Your goal:
Here are some records; copy every line that holds the word "Сумма".

Recorded information:

═══

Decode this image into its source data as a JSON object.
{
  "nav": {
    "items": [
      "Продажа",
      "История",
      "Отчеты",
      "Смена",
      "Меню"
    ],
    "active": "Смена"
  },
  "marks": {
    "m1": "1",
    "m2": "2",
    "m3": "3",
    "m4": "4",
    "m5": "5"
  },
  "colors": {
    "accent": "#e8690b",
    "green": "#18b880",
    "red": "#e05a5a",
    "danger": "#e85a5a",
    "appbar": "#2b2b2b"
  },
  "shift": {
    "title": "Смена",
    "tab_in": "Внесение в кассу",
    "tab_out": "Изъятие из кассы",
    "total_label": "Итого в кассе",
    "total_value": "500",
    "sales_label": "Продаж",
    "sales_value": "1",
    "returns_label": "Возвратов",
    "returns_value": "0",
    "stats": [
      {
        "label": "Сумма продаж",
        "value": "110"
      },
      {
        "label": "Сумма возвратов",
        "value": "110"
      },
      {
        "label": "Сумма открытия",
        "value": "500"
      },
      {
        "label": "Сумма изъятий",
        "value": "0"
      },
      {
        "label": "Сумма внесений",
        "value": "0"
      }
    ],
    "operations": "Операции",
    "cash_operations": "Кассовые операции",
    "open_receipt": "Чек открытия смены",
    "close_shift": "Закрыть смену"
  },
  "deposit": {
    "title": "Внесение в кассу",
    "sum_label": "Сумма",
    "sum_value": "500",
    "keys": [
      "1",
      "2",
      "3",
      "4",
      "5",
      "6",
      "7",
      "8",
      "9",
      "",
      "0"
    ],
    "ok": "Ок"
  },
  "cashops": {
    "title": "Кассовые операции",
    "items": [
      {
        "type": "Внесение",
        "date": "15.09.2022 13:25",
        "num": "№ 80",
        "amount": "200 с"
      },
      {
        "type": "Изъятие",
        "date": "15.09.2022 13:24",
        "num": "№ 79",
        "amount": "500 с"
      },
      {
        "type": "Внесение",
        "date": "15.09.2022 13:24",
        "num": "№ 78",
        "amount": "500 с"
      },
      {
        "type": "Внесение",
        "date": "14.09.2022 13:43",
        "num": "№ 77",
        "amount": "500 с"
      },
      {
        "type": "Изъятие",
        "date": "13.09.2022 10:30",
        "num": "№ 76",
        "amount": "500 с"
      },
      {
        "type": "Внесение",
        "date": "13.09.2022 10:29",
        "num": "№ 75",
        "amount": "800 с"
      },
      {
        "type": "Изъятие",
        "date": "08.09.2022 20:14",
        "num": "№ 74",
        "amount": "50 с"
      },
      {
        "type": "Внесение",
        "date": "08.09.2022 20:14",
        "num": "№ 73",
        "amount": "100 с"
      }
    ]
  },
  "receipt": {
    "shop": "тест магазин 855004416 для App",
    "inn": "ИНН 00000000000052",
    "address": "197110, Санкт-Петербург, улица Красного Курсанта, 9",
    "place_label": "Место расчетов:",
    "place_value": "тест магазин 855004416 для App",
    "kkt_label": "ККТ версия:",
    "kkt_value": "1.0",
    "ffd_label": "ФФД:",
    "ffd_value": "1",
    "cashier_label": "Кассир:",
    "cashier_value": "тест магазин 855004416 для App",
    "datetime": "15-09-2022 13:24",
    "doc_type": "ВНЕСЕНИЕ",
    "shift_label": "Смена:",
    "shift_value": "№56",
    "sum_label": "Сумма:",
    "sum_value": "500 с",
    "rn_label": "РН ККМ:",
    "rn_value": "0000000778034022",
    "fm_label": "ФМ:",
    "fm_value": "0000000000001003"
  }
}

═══

Exercise response:
        "label": "Сумма продаж",
        "label": "Сумма возвратов",
        "label": "Сумма открытия",
        "label": "Сумма изъятий",
        "label": "Сумма внесений",
    "sum_label": "Сумма",
    "sum_label": "Сумма:",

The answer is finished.